**Problem requirements**
The output must match the entries below exactly.

**Dataset**

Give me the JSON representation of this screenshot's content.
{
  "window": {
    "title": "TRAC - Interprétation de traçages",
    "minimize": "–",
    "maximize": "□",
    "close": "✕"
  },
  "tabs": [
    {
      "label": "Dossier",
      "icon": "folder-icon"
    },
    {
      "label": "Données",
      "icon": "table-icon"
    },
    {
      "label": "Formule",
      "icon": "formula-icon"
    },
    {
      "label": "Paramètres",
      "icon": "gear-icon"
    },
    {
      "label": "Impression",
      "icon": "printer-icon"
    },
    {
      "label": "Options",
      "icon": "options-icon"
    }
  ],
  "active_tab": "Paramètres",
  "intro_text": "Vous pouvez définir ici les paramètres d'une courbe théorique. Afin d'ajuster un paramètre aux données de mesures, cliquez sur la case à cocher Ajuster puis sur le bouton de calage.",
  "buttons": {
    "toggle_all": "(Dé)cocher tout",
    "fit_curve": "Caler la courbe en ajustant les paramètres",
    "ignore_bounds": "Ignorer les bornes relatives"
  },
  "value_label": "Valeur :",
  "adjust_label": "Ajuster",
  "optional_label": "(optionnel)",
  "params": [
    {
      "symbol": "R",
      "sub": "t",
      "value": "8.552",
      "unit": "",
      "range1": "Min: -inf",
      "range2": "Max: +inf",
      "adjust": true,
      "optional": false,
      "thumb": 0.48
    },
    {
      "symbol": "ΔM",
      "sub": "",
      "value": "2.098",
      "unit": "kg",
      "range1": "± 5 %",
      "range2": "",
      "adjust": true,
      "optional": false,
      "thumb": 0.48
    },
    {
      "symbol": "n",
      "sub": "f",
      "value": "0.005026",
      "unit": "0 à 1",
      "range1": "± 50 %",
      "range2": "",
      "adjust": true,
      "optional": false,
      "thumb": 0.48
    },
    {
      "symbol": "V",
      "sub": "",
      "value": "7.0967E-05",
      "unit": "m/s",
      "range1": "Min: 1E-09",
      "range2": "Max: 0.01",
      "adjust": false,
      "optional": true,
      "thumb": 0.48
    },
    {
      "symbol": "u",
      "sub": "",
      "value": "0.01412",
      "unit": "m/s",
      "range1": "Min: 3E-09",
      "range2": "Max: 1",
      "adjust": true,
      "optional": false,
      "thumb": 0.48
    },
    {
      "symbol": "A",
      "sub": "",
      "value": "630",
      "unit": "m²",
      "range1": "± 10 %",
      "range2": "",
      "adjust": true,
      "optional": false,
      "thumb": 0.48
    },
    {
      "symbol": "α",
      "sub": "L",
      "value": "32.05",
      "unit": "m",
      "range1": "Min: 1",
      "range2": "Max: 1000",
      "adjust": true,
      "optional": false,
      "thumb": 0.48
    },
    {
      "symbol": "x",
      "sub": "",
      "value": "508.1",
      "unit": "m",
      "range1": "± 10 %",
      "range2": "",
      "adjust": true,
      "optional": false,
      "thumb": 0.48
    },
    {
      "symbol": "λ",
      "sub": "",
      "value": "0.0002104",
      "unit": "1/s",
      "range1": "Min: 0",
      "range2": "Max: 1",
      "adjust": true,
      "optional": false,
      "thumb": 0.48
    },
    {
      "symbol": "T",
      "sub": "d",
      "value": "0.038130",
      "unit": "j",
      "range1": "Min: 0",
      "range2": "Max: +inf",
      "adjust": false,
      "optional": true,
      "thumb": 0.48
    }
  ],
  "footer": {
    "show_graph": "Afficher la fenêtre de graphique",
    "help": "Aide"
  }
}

**Answer to the problem**
Give me the JSON representation of this screenshot's content.
{
  "window": {
    "title": "TRAC - Interprétation de traçages",
    "minimize": "–",
    "maximize": "□",
    "close": "✕"
  },
  "tabs": [
    {
      "label": "Dossier",
      "icon": "folder-icon"
    },
    {
      "label": "Données",
      "icon": "table-icon"
    },
    {
      "label": "Formule",
      "icon": "formula-icon"
    },
    {
      "label": "Paramètres",
      "icon": "gear-icon"
    },
    {
      "label": "Impression",
      "icon": "printer-icon"
    },
    {
      "label": "Options",
      "icon": "options-icon"
    }
  ],
  "active_tab": "Paramètres",
  "intro_text": "Vous pouvez définir ici les paramètres d'une courbe théorique. Afin d'ajuster un paramètre aux données de mesures, cliquez sur la case à cocher Ajuster puis sur le bouton de calage.",
  "buttons": {
    "toggle_all": "(Dé)cocher tout",
    "fit_curve": "Caler la courbe en ajustant les paramètres",
    "ignore_bounds": "Ignorer les bornes relatives"
  },
  "value_label": "Valeur :",
  "adjust_label": "Ajuster",
  "optional_label": "(optionnel)",
  "params": [
    {
      "symbol": "R",
      "sub": "t",
      "value": "8.552",
      "unit": "",
      "range1": "Min: -inf",
      "range2": "Max: +inf",
      "adjust": true,
      "optional": false,
      "thumb": 0.48
    },
    {
      "symbol": "ΔM",
      "sub": "",
      "value": "2.098",
      "unit": "kg",
      "range1": "± 5 %",
      "range2": "",
      "adjust": true,
      "optional": false,
      "thumb": 0.48
    },
    {
      "symbol": "n",
      "sub": "f",
      "value": "0.005026",
      "unit": "0 à 1",
      "range1": "± 50 %",
      "range2": "",
      "adjust": true,
      "optional": false,
      "thumb": 0.48
    },
    {
      "symbol": "V",
      "sub": "",
      "value": "7.0967E-05",
      "unit": "m/s",
      "range1": "Min: 1E-09",
      "range2": "Max: 0.01",
      "adjust": false,
      "optional": true,
      "thumb": 0.48
    },
    {
      "symbol": "u",
      "sub": "",
      "value": "0.01412",
      "unit": "m/s",
      "range1": "Min: 3E-09",
      "range2": "Max: 1",
      "adjust": true,
      "optional": false,
      "thumb": 0.48
    },
    {
      "symbol": "A",
      "sub": "",
      "value": "630",
      "unit": "m²",
      "range1": "± 10 %",
      "range2": "",
      "adjust": true,
      "optional": false,
      "thumb": 0.48
    },
    {
      "symbol": "α",
      "sub": "L",
      "value": "32.05",
      "unit": "m",
      "range1": "Min: 1",
      "range2": "Max: 1000",
      "adjust": true,
      "optional": false,
      "thumb": 0.48
    },
    {
      "symbol": "x",
      "sub": "",
      "value": "508.1",
      "unit": "m",
      "range1": "± 10 %",
      "range2": "",
      "adjust": true,
      "optional": false,
      "thumb": 0.48
    },
    {
      "symbol": "λ",
      "sub": "",
      "value": "0.0002104",
      "unit": "1/s",
      "range1": "Min: 0",
      "range2": "Max: 1",
      "adjust": true,
      "optional": false,
      "thumb": 0.48
    },
    {
      "symbol": "T",
      "sub": "d",
      "value": "0.038130",
      "unit": "j",
      "range1": "Min: 0",
      "range2": "Max: +inf",
      "adjust": false,
      "optional": true,
      "thumb": 0.48
    }
  ],
  "footer": {
    "show_graph": "Afficher la fenêtre de graphique",
    "help": "Aide"
  }
}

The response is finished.